In a conversation with a data expert at a retail-focused marketing services company, they package your POS information and sell it to other buyers, thus creating an additional revenue stream. Disturbingly, clients are unaware this is happening and don't share in any of the profits.
Here's what to do to mitigate the issue:
- Ask the company if it is packaging up your data and selling it. If it is, is there an opportunity for your company to collaborate? What's your company's internal position on this? Identifying intent and understanding your options will help you define the data protection or partnership language you want to think about before contract negotiations begin.
- Establish your company’s data protection position on your intention. Some data will be sensitive and will need protection rights built into the contract. Some data may not be as sensitive and partnering with a marketing services firm may be mutually beneficial. Categorizing your data and establishing your ownership position will lessen the confusion around how to craft appropriate language in the contracts as you prepare for the negotiations.
- Identify data definition language and how it’s defined in the contracts. This may be nested in several contracts. Areas where data definition may exist would be in the definitions section of an MSA, in the SOW, an addendum, and/or amendment. Data (and clients’ ownership of it) may also be defined after the ETL process. If data ownership claims are defined after the ETL process and not before . . .
- Clearly define who owns the data (and who does NOT own the data). Companies can define this into 3 categories. Data ownership before, during, and after the ETL process. One example of protecting your data could be through definition in an MSA — data type, sources from which the data comes from (especially if you're working with several vendors), frequency, a declaration of what rights you and/or the vendor has at all points in the ETL process, if any, and language that ties this to termination rights.
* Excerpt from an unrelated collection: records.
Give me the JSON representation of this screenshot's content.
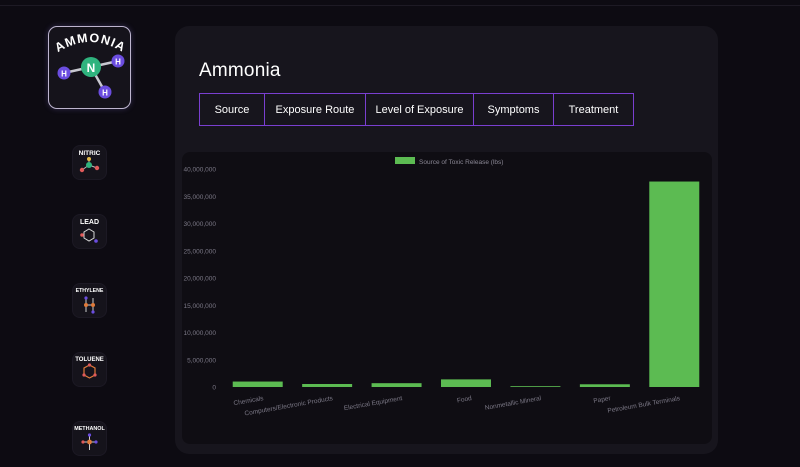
{
  "sidebar": {
    "logo": {
      "label": "AMMONIA",
      "center_atom": "N",
      "side_atom": "H"
    },
    "items": [
      {
        "name": "nitric-acid",
        "label": "NITRIC"
      },
      {
        "name": "lead",
        "label": "LEAD"
      },
      {
        "name": "ethylene-glycol",
        "label": "ETHYLENE"
      },
      {
        "name": "toluene",
        "label": "TOLUENE"
      },
      {
        "name": "methanol",
        "label": "METHANOL"
      }
    ]
  },
  "main": {
    "title": "Ammonia",
    "tabs": [
      "Source",
      "Exposure Route",
      "Level of Exposure",
      "Symptoms",
      "Treatment"
    ]
  },
  "colors": {
    "bar": "#5cbb52",
    "tab_border": "#7a3fd0",
    "panel": "#17151d"
  },
  "chart_data": {
    "type": "bar",
    "categories": [
      "Chemicals",
      "Computers/Electronic Products",
      "Electrical Equipment",
      "Food",
      "Nonmetallic Mineral",
      "Paper",
      "Petroleum Bulk Terminals"
    ],
    "series": [
      {
        "name": "Source of Toxic Release (lbs)",
        "values": [
          1000000,
          550000,
          700000,
          1400000,
          150000,
          500000,
          37700000
        ]
      }
    ],
    "ylim": [
      0,
      40000000
    ],
    "yticks": [
      "0",
      "5,000,000",
      "10,000,000",
      "15,000,000",
      "20,000,000",
      "25,000,000",
      "30,000,000",
      "35,000,000",
      "40,000,000"
    ],
    "legend": "top-center",
    "grid": false
  }
}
In what ways have you impacted your company’s big data plans? I would love to hear from sourcing professionals on your experiences. Please contact me at firstname.lastname@example.org.